Material for the task >>
════════════════

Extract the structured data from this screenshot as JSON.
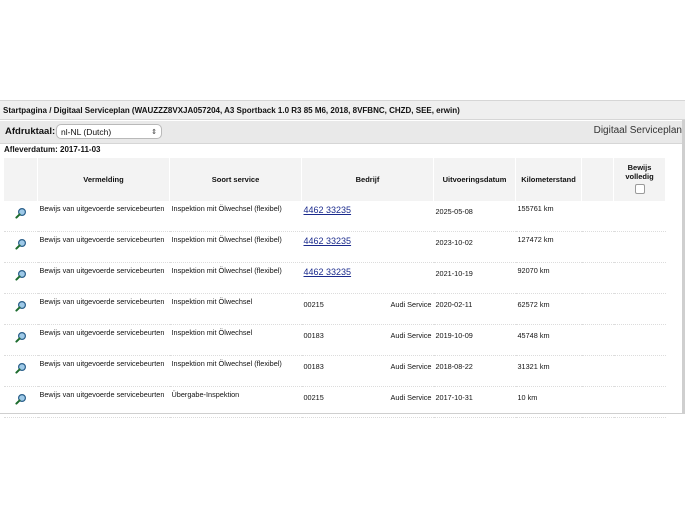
{
  "breadcrumb": "Startpagina / Digitaal Serviceplan (WAUZZZ8VXJA057204, A3 Sportback 1.0 R3 85 M6, 2018, 8VFBNC, CHZD, SEE, erwin)",
  "toolbar": {
    "print_label": "Afdruktaal:",
    "print_language": "nl-NL (Dutch)",
    "app_title": "Digitaal Serviceplan"
  },
  "delivery_date": "Afleverdatum: 2017-11-03",
  "table": {
    "headers": {
      "vermelding": "Vermelding",
      "soort": "Soort service",
      "bedrijf": "Bedrijf",
      "datum": "Uitvoeringsdatum",
      "km": "Kilometerstand",
      "bewijs_top": "Bewijs",
      "bewijs_bottom": "volledig"
    },
    "rows": [
      {
        "vermelding": "Bewijs van uitgevoerde servicebeurten",
        "soort": "Inspektion mit Ölwechsel (flexibel)",
        "bedrijf": "4462 33235",
        "bedrijf_suffix": "",
        "link": true,
        "datum": "2025-05-08",
        "km": "155761 km"
      },
      {
        "vermelding": "Bewijs van uitgevoerde servicebeurten",
        "soort": "Inspektion mit Ölwechsel (flexibel)",
        "bedrijf": "4462 33235",
        "bedrijf_suffix": "",
        "link": true,
        "datum": "2023-10-02",
        "km": "127472 km"
      },
      {
        "vermelding": "Bewijs van uitgevoerde servicebeurten",
        "soort": "Inspektion mit Ölwechsel (flexibel)",
        "bedrijf": "4462 33235",
        "bedrijf_suffix": "",
        "link": true,
        "datum": "2021-10-19",
        "km": "92070 km"
      },
      {
        "vermelding": "Bewijs van uitgevoerde servicebeurten",
        "soort": "Inspektion mit Ölwechsel",
        "bedrijf": "00215",
        "bedrijf_suffix": "Audi Service",
        "link": false,
        "datum": "2020-02-11",
        "km": "62572 km"
      },
      {
        "vermelding": "Bewijs van uitgevoerde servicebeurten",
        "soort": "Inspektion mit Ölwechsel",
        "bedrijf": "00183",
        "bedrijf_suffix": "Audi Service",
        "link": false,
        "datum": "2019-10-09",
        "km": "45748 km"
      },
      {
        "vermelding": "Bewijs van uitgevoerde servicebeurten",
        "soort": "Inspektion mit Ölwechsel (flexibel)",
        "bedrijf": "00183",
        "bedrijf_suffix": "Audi Service",
        "link": false,
        "datum": "2018-08-22",
        "km": "31321 km"
      },
      {
        "vermelding": "Bewijs van uitgevoerde servicebeurten",
        "soort": "Übergabe-Inspektion",
        "bedrijf": "00215",
        "bedrijf_suffix": "Audi Service",
        "link": false,
        "datum": "2017-10-31",
        "km": "10 km"
      }
    ]
  },
  "icons": {
    "row_icon": "magnifier-icon",
    "select_icon": "chevron-updown-icon"
  },
  "colors": {
    "link": "#1a2a8c",
    "header_bg": "#f3f3f3",
    "magnifier_handle": "#1c6b2e",
    "magnifier_lens": "#9ec9e8"
  }
}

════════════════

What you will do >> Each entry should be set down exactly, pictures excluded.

Response to this exercise >>
Extract the structured data from this screenshot as JSON.
{
  "breadcrumb": "Startpagina / Digitaal Serviceplan (WAUZZZ8VXJA057204, A3 Sportback 1.0 R3 85 M6, 2018, 8VFBNC, CHZD, SEE, erwin)",
  "toolbar": {
    "print_label": "Afdruktaal:",
    "print_language": "nl-NL (Dutch)",
    "app_title": "Digitaal Serviceplan"
  },
  "delivery_date": "Afleverdatum: 2017-11-03",
  "table": {
    "headers": {
      "vermelding": "Vermelding",
      "soort": "Soort service",
      "bedrijf": "Bedrijf",
      "datum": "Uitvoeringsdatum",
      "km": "Kilometerstand",
      "bewijs_top": "Bewijs",
      "bewijs_bottom": "volledig"
    },
    "rows": [
      {
        "vermelding": "Bewijs van uitgevoerde servicebeurten",
        "soort": "Inspektion mit Ölwechsel (flexibel)",
        "bedrijf": "4462 33235",
        "bedrijf_suffix": "",
        "link": true,
        "datum": "2025-05-08",
        "km": "155761 km"
      },
      {
        "vermelding": "Bewijs van uitgevoerde servicebeurten",
        "soort": "Inspektion mit Ölwechsel (flexibel)",
        "bedrijf": "4462 33235",
        "bedrijf_suffix": "",
        "link": true,
        "datum": "2023-10-02",
        "km": "127472 km"
      },
      {
        "vermelding": "Bewijs van uitgevoerde servicebeurten",
        "soort": "Inspektion mit Ölwechsel (flexibel)",
        "bedrijf": "4462 33235",
        "bedrijf_suffix": "",
        "link": true,
        "datum": "2021-10-19",
        "km": "92070 km"
      },
      {
        "vermelding": "Bewijs van uitgevoerde servicebeurten",
        "soort": "Inspektion mit Ölwechsel",
        "bedrijf": "00215",
        "bedrijf_suffix": "Audi Service",
        "link": false,
        "datum": "2020-02-11",
        "km": "62572 km"
      },
      {
        "vermelding": "Bewijs van uitgevoerde servicebeurten",
        "soort": "Inspektion mit Ölwechsel",
        "bedrijf": "00183",
        "bedrijf_suffix": "Audi Service",
        "link": false,
        "datum": "2019-10-09",
        "km": "45748 km"
      },
      {
        "vermelding": "Bewijs van uitgevoerde servicebeurten",
        "soort": "Inspektion mit Ölwechsel (flexibel)",
        "bedrijf": "00183",
        "bedrijf_suffix": "Audi Service",
        "link": false,
        "datum": "2018-08-22",
        "km": "31321 km"
      },
      {
        "vermelding": "Bewijs van uitgevoerde servicebeurten",
        "soort": "Übergabe-Inspektion",
        "bedrijf": "00215",
        "bedrijf_suffix": "Audi Service",
        "link": false,
        "datum": "2017-10-31",
        "km": "10 km"
      }
    ]
  },
  "icons": {
    "row_icon": "magnifier-icon",
    "select_icon": "chevron-updown-icon"
  },
  "colors": {
    "link": "#1a2a8c",
    "header_bg": "#f3f3f3",
    "magnifier_handle": "#1c6b2e",
    "magnifier_lens": "#9ec9e8"
  }
}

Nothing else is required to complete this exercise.